No matter which airline you book with, it’s essential to check the location of the airport you are due to land at before you book to make sure it’s close to where it’s advertised as being. The last thing you want to do is book a flight to somewhere that ends up being nowhere near the place you were expecting. This kind of confusion is particularly prevalent in and around Europe where the name of a city may appear in an airport’s name but not actually be based in that city – for example, London Luton and London Stansted – or near where operators say they are. For example, a flight to Reus airport is advertised by certain airlines as being a flight to Barcelona – it is actually located almost 100 kilometres away from the city.

In terms of the actual day of departure there will be much to think about and plan for. For example, make sure you have more than enough with you to keep everyone travelling entertained – especially if flying with young children, and if they have a special toy or comforter, make sure this is with you on the plane and not in your checked-in luggage

Although this may sound obvious, with all the excitement and trepidation associated with emigrating, the simplest things can often get overlooked – over the years I have heard many stories of people packing their passports and visas in the wrong bags or finding out that their passport is out-of-date at the last minute.
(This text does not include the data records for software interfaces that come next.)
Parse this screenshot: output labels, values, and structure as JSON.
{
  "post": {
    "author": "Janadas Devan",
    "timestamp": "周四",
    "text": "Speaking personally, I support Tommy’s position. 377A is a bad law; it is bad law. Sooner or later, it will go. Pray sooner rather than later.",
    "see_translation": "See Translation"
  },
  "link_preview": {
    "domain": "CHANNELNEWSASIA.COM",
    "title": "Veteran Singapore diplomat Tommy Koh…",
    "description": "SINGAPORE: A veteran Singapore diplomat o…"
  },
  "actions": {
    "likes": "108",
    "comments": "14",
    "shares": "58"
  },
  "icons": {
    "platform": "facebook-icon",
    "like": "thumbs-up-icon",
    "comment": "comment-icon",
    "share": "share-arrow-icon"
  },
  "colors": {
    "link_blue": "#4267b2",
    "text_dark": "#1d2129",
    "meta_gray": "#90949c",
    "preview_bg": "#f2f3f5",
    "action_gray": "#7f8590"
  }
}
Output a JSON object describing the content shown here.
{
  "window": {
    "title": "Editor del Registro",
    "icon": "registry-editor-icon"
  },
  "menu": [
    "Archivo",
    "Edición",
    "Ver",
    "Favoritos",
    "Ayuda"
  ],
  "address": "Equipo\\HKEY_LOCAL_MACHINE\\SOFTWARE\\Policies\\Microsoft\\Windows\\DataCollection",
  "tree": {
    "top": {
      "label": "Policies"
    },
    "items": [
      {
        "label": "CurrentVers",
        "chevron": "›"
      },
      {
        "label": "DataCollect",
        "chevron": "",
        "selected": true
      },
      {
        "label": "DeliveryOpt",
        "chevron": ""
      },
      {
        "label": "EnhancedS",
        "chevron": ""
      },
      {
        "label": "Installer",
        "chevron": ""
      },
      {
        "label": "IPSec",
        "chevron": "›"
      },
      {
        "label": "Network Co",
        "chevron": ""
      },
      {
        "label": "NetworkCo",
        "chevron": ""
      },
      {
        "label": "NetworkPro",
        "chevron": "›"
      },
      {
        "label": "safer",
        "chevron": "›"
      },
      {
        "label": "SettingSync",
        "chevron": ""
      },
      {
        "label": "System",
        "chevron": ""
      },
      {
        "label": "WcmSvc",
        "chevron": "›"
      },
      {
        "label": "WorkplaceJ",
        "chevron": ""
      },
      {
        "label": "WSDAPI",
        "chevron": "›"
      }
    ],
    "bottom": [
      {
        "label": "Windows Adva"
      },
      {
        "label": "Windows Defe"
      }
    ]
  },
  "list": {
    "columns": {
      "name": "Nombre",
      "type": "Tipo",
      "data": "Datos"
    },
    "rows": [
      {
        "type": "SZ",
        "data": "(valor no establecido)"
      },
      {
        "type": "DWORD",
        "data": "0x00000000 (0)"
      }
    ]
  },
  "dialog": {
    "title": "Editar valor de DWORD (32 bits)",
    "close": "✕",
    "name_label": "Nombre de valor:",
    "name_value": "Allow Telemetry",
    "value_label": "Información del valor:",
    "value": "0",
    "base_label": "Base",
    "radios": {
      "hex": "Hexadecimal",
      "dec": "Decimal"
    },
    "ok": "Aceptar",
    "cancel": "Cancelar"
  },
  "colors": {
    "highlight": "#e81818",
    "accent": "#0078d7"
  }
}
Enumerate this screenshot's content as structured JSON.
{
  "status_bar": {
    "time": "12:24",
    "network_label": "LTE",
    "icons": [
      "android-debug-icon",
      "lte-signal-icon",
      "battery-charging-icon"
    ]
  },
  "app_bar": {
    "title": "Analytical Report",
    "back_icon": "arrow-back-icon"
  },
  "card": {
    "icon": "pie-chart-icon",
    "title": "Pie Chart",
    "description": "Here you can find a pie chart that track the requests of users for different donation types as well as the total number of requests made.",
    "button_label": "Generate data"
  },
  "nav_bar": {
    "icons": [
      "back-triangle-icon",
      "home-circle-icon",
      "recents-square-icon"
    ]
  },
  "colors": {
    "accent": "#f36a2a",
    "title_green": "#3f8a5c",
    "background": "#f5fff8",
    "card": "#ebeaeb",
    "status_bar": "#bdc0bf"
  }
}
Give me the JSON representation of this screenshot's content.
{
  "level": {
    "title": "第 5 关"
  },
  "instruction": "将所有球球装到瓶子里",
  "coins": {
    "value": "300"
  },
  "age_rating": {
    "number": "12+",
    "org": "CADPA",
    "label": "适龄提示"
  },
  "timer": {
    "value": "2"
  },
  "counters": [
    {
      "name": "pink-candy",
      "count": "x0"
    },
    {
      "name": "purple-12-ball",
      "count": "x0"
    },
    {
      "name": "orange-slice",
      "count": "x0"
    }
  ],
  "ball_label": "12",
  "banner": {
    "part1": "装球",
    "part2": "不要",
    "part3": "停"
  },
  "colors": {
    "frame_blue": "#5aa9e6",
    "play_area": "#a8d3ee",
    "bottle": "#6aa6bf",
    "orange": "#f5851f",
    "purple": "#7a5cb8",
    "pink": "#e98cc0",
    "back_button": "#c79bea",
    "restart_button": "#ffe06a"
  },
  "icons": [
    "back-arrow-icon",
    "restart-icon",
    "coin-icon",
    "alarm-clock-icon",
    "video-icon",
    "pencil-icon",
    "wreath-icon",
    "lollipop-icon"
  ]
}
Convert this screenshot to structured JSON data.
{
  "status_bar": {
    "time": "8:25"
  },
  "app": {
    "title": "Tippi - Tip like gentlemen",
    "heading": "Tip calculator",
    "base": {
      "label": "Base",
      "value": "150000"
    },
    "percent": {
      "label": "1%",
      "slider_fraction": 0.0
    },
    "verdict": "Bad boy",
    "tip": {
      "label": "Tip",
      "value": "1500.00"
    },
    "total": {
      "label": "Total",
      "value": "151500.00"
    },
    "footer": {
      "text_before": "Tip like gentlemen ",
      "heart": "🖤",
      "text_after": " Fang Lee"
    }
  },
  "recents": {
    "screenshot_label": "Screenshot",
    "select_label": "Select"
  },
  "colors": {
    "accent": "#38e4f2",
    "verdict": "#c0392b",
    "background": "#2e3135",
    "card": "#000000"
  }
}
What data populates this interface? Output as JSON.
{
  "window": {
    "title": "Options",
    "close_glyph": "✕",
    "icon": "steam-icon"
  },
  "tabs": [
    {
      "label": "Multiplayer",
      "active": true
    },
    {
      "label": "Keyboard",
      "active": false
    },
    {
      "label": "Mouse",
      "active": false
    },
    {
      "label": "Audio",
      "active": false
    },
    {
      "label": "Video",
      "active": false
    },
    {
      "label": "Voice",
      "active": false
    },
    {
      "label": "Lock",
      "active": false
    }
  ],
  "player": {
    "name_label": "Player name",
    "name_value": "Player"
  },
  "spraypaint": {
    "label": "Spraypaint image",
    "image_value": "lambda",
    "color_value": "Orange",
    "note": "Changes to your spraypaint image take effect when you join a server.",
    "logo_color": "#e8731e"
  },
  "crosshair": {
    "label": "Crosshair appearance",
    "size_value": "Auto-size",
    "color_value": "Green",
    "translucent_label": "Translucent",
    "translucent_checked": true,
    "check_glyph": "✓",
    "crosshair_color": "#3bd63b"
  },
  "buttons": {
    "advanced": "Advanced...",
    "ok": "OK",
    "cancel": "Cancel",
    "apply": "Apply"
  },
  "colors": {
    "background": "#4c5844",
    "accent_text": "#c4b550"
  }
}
There is plenty to think about and your thoughts will be all over the place in the days leading up to waving that final goodbye to your home country. So make a list of all the things you need to take with you on the flight well in advance of departure day and make sure this list is fully ticked off before you leave your house.

If you are emigrating to a location that requires you to make a stopover en route, then it may be worth thinking about spending a few days, or at least a night there. This can take some of the stress out of the flight and may also allay any fears you have over potential delays causing you to miss that all-important connecting flight. What’s more, already tired children (and probably grumpy, stressed adults,) are likely to get extremely bored waiting around at an airport for hours on end, having just had to sit still on a plane for a lengthy period of time. So this may be a good way to split the journey and take a bit of the stress out of what may be an already fraught experience. Again, depending on where you’re travelling to and from, the different airlines will have different stopover locations, so you may also want to take this into consideration when choosing who to fly with.Finally, once you arrive at your final destination you need to have a plan for the next stage of your journey. Most major airlines have partnerships with car-hire dealers and it may be worth checking these out to make sure that you can: a) rent a car with the driver’s licence you possess; and b) drop the car back to a dealership close to where you live. Remember, when you’re emigrating then, (hopefully) you won’t be returning to the airport anytime soon, so if the deal requires you to return the car from where you picked it up, then that’s no good.

Ultimately, the airline you choose to use should be the one you feel most happy with – the one which ticks most of the boxes that are required for your own individual situation. If you’re searching on internet forums to find out how other migrants have fared using certain companies, then you will undoubtedly hear both good and bad stories about each and every airline. But if you take your time, speak to the airline personally to see how they can help you and make sure you know exactly what you’re paying for up-front. Then you can hopefully help make that final transitional journey between your old life and a new one, as straightforward as possible.